Material shown.
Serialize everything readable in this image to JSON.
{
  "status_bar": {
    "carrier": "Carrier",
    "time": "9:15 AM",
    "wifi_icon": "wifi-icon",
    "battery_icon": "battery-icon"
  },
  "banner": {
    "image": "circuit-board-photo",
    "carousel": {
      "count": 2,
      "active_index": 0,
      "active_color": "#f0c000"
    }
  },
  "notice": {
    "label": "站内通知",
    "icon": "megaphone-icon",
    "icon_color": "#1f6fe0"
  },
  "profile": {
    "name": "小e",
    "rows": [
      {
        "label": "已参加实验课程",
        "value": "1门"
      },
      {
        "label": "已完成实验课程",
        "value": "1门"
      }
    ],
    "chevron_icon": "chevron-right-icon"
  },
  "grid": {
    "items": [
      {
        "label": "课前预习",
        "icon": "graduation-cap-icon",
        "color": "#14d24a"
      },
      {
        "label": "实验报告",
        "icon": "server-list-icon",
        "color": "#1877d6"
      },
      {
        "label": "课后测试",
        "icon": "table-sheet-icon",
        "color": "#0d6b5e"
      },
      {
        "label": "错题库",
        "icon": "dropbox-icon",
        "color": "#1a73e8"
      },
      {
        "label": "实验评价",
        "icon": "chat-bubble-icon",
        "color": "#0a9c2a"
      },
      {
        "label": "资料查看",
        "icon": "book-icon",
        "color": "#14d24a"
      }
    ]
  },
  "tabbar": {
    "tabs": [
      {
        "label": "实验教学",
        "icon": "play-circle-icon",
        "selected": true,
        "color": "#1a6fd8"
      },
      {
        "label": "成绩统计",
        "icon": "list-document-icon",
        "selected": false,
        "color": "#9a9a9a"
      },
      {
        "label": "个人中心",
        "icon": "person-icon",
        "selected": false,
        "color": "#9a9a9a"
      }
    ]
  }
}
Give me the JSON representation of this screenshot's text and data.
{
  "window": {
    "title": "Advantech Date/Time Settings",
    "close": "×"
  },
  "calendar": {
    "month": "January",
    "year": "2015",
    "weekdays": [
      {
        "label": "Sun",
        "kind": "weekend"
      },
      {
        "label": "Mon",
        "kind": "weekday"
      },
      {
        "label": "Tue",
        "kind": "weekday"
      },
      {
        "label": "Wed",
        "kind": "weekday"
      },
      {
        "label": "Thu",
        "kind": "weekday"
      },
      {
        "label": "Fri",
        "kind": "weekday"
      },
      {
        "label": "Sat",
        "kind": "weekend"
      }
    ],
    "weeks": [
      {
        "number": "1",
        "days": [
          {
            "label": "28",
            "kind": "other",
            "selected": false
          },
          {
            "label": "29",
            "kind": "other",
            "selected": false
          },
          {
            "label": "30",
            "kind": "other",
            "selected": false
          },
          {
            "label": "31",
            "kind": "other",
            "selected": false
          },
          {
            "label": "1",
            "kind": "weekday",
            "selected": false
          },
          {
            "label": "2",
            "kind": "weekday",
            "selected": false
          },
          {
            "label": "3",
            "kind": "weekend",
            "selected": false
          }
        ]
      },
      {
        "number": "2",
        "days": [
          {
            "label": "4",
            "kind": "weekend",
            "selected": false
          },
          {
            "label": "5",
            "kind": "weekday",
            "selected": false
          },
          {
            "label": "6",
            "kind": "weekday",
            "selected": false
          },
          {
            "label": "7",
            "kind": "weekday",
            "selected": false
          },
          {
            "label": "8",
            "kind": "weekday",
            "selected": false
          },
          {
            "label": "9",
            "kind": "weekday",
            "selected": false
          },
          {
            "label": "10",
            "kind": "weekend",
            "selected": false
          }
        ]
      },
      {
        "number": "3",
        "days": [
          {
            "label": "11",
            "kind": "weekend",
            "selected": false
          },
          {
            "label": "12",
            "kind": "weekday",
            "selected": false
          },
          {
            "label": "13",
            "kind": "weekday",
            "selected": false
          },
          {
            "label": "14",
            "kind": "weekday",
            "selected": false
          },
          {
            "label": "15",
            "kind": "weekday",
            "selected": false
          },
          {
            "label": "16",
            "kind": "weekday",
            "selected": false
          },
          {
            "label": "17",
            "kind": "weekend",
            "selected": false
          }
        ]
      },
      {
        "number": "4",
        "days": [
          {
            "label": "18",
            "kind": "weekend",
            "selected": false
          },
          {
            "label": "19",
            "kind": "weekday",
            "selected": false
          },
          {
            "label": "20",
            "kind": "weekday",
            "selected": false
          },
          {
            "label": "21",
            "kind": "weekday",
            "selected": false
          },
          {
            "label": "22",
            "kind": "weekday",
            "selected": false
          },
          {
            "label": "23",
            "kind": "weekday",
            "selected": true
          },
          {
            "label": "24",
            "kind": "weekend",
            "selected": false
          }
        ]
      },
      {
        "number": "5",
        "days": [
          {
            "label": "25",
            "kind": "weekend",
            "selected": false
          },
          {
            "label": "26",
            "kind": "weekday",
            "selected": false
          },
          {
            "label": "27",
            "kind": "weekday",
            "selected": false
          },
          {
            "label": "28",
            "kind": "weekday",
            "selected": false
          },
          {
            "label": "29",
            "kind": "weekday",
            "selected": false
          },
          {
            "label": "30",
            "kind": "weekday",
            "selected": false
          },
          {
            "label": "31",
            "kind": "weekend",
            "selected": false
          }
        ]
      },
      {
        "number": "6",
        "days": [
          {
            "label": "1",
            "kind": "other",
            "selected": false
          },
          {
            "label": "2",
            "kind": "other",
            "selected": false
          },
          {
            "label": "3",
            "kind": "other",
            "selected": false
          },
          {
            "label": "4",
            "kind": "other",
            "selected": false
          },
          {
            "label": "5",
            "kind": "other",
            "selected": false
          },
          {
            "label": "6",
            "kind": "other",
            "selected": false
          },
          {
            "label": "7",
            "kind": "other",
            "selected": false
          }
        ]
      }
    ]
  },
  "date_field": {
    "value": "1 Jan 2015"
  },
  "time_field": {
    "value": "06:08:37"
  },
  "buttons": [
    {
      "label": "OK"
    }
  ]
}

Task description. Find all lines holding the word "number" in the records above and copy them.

Expected answer.
        "number": "1",
        "number": "2",
        "number": "3",
        "number": "4",
        "number": "5",
        "number": "6",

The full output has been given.